In one of many cabinets is to be seen Morse’s unique model of the telegraph instrument, common by his personal palms. The model could be very crudely made, nevertheless it evokes reverence within the visitor, and even a certain type of awe, when he pauses to think about what the telegraph has achieved for the advancement of the world, and what a sluggish universe this is able to e if we did not have telegraphic communication with our fellow beings on the planet over.
In another cupboard, inspiring the same type of reverence, and bringing ideas of the days when each bit of sewing on the earth was carried out by hand, is Elias Howe’s mannequin of the stitching machine. The customer unconsciously repeats to himself the phrases of the music of the shirt, “Stitch, Sew, Sew,” and thinks of the agony of that stitching in the days of Hood, when it was all achieved by hand.
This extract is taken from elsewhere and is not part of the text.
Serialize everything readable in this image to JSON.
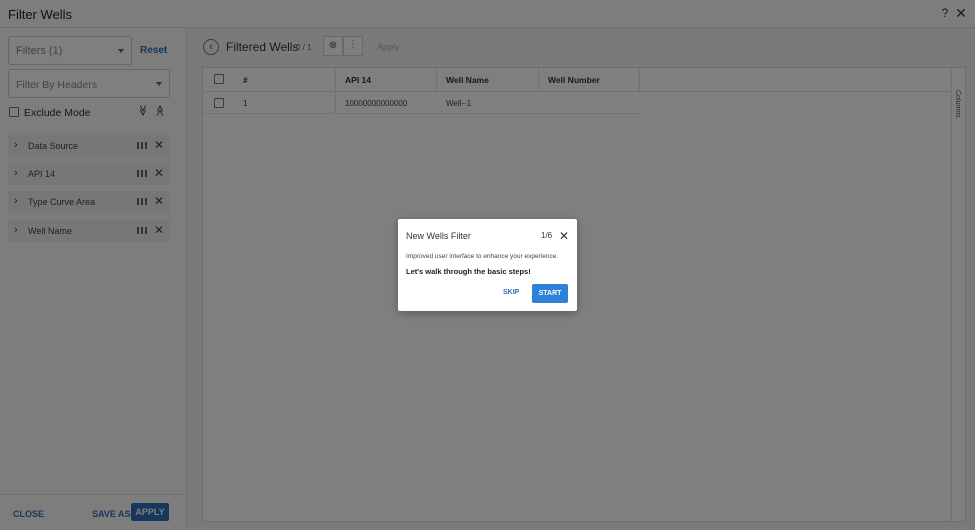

Howe’s first sewing machine is nearly as crude as Morse’s telegraph sounder, but in both instances the model operated exactly as described within the specifications, and the patents have been accordingly granted.
Not a whit less fascinating is the mannequin of the primary typewriter, the invention of R. T. P. Allen, a Kentuckian. It’s still more roughly made than models of the telegraph and stitching machine, however it proved to be fairly as necessary an invention.